Lines holding the string "name" are the ones to copy; find them all in the data.

Extracted entries START

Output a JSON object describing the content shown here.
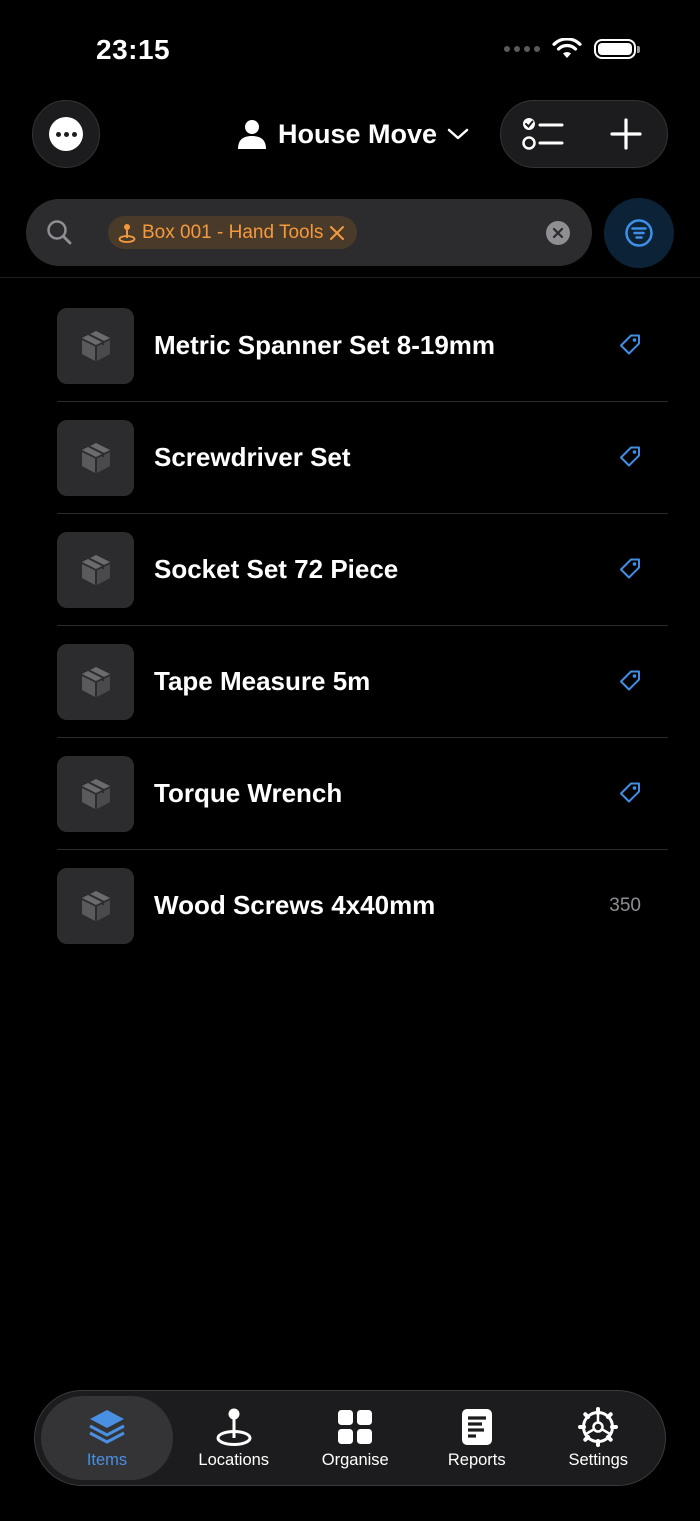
{
  "status_bar": {
    "time": "23:15"
  },
  "header": {
    "title": "House Move",
    "more_icon": "ellipsis-circle-icon",
    "profile_icon": "person-icon",
    "checklist_icon": "checklist-icon",
    "add_icon": "plus-icon"
  },
  "search": {
    "token_label": "Box 001 - Hand Tools",
    "token_icon": "location-pin-icon",
    "token_color": "#F59A3C"
  },
  "items": [
    {
      "name": "Metric Spanner Set 8-19mm",
      "accessory": "tag"
    },
    {
      "name": "Screwdriver Set",
      "accessory": "tag"
    },
    {
      "name": "Socket Set 72 Piece",
      "accessory": "tag"
    },
    {
      "name": "Tape Measure 5m",
      "accessory": "tag"
    },
    {
      "name": "Torque Wrench",
      "accessory": "tag"
    },
    {
      "name": "Wood Screws 4x40mm",
      "accessory": "count",
      "count": "350"
    }
  ],
  "tab_bar": {
    "tabs": [
      {
        "label": "Items",
        "icon": "stack-icon",
        "active": true
      },
      {
        "label": "Locations",
        "icon": "location-pin-icon"
      },
      {
        "label": "Organise",
        "icon": "grid-icon"
      },
      {
        "label": "Reports",
        "icon": "report-document-icon"
      },
      {
        "label": "Settings",
        "icon": "gear-icon"
      }
    ]
  },
  "colors": {
    "accent": "#4A90E2",
    "tag_blue": "#3D8FE8",
    "background": "#000000"
  }
}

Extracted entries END

◆ **Solution for this problem**
      "name": "Metric Spanner Set 8-19mm",
      "name": "Screwdriver Set",
      "name": "Socket Set 72 Piece",
      "name": "Tape Measure 5m",
      "name": "Torque Wrench",
      "name": "Wood Screws 4x40mm",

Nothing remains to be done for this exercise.